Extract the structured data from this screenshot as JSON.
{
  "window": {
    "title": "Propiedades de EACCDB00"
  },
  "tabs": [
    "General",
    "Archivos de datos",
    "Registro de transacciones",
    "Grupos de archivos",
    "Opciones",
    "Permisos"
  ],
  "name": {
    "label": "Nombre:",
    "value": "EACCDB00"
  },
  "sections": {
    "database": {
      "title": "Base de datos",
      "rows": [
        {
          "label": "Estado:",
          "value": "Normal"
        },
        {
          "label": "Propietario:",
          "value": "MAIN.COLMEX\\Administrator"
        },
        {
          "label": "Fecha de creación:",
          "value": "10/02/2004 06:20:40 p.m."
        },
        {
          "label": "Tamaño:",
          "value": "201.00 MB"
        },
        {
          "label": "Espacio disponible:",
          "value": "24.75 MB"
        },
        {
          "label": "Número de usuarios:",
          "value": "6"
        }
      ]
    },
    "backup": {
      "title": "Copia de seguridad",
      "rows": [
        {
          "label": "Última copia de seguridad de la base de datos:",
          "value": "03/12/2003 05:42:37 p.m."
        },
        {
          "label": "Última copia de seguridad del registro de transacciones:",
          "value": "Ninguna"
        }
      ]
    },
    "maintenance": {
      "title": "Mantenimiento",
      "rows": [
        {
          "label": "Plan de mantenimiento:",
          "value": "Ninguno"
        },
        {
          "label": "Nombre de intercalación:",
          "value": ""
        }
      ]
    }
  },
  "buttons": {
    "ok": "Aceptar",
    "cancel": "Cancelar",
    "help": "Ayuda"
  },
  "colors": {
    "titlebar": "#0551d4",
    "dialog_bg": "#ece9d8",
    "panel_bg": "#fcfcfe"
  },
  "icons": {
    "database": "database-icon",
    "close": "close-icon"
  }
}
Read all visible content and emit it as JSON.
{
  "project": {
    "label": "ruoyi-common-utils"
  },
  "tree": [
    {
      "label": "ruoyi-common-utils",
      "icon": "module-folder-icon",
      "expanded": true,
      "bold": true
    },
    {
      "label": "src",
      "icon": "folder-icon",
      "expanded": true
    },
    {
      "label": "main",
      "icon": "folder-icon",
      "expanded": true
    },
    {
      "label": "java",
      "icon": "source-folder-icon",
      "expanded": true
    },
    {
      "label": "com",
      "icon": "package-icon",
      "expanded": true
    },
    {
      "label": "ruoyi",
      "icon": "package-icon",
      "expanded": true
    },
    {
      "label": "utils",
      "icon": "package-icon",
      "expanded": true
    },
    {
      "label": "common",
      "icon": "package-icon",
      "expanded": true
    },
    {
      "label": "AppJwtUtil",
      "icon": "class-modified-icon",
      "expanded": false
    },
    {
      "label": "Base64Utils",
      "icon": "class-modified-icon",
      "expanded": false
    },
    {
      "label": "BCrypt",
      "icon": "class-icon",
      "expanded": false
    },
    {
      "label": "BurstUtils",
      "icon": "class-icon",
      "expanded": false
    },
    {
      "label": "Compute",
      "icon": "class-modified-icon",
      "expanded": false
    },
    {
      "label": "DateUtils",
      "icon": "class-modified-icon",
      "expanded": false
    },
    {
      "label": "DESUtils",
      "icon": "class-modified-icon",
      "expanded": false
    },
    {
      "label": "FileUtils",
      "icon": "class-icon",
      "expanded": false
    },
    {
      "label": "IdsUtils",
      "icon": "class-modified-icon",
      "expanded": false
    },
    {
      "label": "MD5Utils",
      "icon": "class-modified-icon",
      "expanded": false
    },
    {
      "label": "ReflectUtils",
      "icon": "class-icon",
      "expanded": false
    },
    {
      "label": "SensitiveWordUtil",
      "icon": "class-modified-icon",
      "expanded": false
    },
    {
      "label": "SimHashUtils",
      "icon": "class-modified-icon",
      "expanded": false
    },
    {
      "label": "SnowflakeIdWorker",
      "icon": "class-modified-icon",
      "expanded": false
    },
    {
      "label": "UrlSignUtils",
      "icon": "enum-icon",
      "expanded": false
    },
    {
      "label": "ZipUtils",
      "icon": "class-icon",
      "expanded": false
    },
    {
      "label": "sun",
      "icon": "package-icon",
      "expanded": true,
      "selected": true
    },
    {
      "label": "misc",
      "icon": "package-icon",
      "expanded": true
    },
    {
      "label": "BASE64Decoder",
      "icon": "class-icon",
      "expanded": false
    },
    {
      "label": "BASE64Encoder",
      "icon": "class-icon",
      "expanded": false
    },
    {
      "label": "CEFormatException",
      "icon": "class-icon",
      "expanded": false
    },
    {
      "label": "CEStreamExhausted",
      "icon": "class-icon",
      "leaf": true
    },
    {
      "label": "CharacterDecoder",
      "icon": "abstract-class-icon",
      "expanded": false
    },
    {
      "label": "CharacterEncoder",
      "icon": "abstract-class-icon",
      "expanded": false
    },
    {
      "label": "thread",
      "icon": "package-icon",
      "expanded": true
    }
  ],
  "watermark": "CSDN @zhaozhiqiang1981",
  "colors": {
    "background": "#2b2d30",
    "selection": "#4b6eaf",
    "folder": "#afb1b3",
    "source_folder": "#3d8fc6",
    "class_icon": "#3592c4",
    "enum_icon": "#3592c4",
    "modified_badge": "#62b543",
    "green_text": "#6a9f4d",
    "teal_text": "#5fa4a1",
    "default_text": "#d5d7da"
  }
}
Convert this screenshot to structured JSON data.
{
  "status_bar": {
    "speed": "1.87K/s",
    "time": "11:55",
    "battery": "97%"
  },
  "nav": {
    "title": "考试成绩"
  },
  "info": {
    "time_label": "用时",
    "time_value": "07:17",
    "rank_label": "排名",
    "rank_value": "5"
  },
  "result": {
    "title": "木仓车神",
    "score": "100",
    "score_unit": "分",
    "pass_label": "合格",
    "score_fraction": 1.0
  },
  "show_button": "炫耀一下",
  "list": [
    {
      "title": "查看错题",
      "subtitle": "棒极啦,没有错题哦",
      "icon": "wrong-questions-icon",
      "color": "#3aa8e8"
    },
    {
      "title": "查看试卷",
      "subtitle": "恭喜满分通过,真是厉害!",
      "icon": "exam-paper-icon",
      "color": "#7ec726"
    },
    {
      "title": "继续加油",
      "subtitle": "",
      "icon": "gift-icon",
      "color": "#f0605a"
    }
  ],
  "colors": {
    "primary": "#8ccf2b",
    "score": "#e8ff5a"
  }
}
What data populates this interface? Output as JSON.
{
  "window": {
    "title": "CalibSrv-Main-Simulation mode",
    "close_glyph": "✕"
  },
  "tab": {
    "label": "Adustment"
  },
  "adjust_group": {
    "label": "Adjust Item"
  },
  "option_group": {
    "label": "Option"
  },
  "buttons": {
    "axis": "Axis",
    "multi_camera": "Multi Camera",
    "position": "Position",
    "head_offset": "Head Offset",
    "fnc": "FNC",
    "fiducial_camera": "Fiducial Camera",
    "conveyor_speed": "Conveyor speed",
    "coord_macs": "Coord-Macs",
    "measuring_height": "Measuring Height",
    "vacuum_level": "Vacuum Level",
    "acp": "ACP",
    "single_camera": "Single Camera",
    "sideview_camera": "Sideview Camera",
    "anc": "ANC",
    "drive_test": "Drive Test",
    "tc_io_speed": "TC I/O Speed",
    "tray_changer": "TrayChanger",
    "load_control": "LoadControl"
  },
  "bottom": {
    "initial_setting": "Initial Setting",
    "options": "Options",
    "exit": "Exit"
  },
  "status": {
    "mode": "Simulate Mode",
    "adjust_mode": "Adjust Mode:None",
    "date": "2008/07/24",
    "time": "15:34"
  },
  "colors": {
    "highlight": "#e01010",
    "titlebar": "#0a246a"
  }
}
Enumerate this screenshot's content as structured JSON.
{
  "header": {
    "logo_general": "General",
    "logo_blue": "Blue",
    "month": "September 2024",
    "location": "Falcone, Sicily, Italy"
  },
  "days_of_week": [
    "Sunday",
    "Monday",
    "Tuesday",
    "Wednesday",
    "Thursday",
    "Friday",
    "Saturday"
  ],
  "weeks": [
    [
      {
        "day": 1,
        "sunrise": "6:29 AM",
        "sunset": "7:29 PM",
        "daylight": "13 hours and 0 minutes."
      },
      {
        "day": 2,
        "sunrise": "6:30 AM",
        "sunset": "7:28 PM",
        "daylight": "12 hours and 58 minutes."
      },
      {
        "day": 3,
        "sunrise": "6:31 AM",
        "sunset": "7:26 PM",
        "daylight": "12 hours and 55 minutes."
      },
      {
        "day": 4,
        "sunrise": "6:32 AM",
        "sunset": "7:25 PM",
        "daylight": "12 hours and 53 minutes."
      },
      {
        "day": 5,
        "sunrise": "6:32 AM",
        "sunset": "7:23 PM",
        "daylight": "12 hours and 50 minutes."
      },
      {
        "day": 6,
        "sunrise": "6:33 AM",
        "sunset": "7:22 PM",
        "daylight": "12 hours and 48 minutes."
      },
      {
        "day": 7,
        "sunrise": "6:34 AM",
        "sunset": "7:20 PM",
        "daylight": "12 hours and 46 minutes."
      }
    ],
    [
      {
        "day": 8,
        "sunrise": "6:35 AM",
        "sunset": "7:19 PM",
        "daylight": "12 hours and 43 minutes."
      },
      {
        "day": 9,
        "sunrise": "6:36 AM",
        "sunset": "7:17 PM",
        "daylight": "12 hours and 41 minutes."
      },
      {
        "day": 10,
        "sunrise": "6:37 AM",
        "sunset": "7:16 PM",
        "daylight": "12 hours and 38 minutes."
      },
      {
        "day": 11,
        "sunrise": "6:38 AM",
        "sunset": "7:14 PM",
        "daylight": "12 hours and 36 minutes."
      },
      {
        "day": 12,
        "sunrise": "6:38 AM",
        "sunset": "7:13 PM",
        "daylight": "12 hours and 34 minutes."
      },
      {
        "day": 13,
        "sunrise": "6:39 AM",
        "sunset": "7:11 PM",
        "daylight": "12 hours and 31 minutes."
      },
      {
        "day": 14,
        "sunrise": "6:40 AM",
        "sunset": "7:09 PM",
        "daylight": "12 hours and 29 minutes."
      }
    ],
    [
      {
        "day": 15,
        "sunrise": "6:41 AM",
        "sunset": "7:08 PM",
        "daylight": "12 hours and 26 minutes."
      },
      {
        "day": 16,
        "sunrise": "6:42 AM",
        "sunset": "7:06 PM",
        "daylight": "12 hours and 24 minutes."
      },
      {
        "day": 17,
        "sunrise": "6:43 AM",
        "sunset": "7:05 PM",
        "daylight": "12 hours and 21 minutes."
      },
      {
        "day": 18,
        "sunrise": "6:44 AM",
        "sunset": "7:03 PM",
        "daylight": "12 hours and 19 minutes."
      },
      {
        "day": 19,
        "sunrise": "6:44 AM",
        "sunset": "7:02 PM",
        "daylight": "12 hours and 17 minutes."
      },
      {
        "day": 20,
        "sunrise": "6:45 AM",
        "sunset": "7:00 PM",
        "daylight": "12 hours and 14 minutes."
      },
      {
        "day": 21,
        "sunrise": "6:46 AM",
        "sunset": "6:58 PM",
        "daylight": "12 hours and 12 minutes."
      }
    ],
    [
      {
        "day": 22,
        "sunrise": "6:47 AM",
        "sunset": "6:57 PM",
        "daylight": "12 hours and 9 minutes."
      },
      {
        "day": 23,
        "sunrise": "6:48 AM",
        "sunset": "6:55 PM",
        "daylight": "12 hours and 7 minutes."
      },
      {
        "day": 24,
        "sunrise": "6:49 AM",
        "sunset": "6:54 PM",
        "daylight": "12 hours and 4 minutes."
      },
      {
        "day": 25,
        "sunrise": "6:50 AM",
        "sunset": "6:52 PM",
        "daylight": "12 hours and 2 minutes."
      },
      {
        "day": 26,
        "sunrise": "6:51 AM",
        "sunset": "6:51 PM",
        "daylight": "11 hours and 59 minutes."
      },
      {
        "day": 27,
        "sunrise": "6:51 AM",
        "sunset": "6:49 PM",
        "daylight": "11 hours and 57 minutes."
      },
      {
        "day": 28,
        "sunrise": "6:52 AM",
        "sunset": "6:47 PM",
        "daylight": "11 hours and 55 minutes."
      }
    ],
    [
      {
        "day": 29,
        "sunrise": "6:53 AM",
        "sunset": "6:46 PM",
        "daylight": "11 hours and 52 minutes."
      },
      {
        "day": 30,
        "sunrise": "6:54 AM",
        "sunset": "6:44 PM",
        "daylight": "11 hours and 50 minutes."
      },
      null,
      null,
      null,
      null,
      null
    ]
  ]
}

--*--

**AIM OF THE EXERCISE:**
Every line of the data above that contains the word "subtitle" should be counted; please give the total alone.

**YOUR SOLUTION:**
3